A three-masted sailing ship named Notre-Dame-des-Vents returned to Marseilles harbor after a four-year voyage. The ship had been through various adventures and misadventures, and the crew had changed significantly during the journey. The captain gave two-thirds of his crew shore leave for the evening, and they set out to explore the city.
Led by Célestin Duclos, the sailors wandered through the streets, eventually finding themselves in a winding passage filled with women offering their services. After some hesitation, Duclos chose a house for the men to spend the evening.
Inside, they drank and sang, each man choosing a companion for the night. Duclos found himself drawn to a woman who asked him about a ship called Notre-Dame-des-Vents and a man named Célestin Duclos.

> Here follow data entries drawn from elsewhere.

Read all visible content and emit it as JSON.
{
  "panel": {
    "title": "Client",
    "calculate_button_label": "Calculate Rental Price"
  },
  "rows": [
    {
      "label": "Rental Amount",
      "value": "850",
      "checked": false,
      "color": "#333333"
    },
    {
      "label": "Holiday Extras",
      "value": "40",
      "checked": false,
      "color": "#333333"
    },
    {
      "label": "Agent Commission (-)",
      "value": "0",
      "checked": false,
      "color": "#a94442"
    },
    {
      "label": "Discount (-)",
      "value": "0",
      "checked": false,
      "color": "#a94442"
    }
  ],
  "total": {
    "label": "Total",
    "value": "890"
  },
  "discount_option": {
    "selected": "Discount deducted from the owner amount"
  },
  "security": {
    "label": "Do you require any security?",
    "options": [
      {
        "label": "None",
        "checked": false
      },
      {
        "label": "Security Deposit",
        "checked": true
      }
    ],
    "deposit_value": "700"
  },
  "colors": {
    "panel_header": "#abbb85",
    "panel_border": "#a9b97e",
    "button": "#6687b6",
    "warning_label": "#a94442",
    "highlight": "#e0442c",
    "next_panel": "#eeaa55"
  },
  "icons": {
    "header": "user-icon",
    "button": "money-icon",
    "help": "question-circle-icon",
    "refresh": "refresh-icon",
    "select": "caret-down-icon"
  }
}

He admitted to knowing the man and the ship, and she revealed that she was his sister, Françoise.
She told him that their father, mother, and brother had all died of typhoid fever three and a half years ago, leaving her alone and destitute. She had been forced into a life of prostitution to survive.

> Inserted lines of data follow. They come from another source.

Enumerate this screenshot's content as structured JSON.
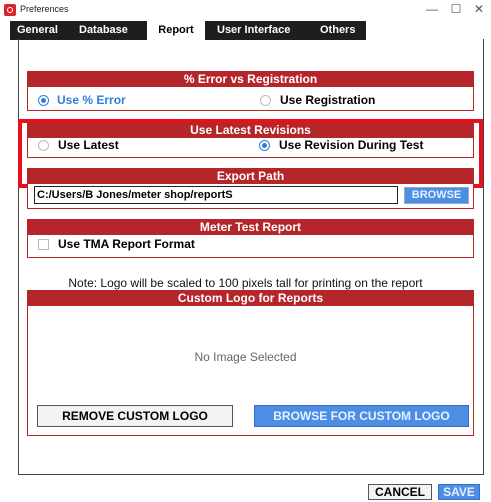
{
  "window": {
    "title": "Preferences",
    "minimize": "—",
    "maximize": "☐",
    "close": "✕"
  },
  "tabs": [
    "General",
    "Database",
    "Report",
    "User Interface",
    "Others"
  ],
  "active_tab": "Report",
  "error_section": {
    "title": "% Error vs Registration",
    "option_a": "Use % Error",
    "option_b": "Use Registration",
    "selected": "Use % Error"
  },
  "revisions_section": {
    "title": "Use Latest Revisions",
    "option_a": "Use Latest",
    "option_b": "Use Revision During Test",
    "selected": "Use Revision During Test"
  },
  "export_section": {
    "title": "Export Path",
    "path_value": "C:/Users/B Jones/meter shop/reportS",
    "browse_label": "BROWSE"
  },
  "meter_section": {
    "title": "Meter Test Report",
    "checkbox_label": "Use TMA Report Format",
    "checked": false
  },
  "note": "Note: Logo will be scaled to 100 pixels tall for printing on the report",
  "logo_section": {
    "title": "Custom Logo for Reports",
    "empty_text": "No Image Selected",
    "remove_label": "REMOVE CUSTOM LOGO",
    "browse_label": "BROWSE FOR CUSTOM LOGO"
  },
  "footer": {
    "cancel_label": "CANCEL",
    "save_label": "SAVE"
  },
  "colors": {
    "accent_red": "#b5262b",
    "highlight_red": "#e8101a",
    "button_blue": "#4d8ee5",
    "radio_blue": "#2e7fd6"
  }
}
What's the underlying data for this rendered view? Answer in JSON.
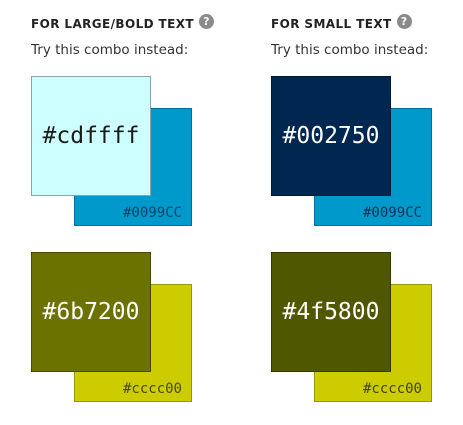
{
  "left_column": {
    "heading": "FOR LARGE/BOLD TEXT",
    "help_icon": "?",
    "subtitle": "Try this combo instead:",
    "combos": [
      {
        "foreground": "#cdffff",
        "background": "#0099CC",
        "fg_text_color": "#1a1a1a",
        "bg_text_color": "#004466"
      },
      {
        "foreground": "#6b7200",
        "background": "#cccc00",
        "fg_text_color": "#ffffff",
        "bg_text_color": "#4a4a00"
      }
    ]
  },
  "right_column": {
    "heading": "FOR SMALL TEXT",
    "help_icon": "?",
    "subtitle": "Try this combo instead:",
    "combos": [
      {
        "foreground": "#002750",
        "background": "#0099CC",
        "fg_text_color": "#ffffff",
        "bg_text_color": "#003355"
      },
      {
        "foreground": "#4f5800",
        "background": "#cccc00",
        "fg_text_color": "#ffffff",
        "bg_text_color": "#3f4400"
      }
    ]
  }
}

I thought you were dead too, my poor Célestin.
Overcome with emotion, Duclos embraced his sister and began to sob uncontrollably. The other sailors, thinking he was simply drunk, carried him upstairs to a bedroom and left him there. Françoise stayed with him, weeping over him until morning.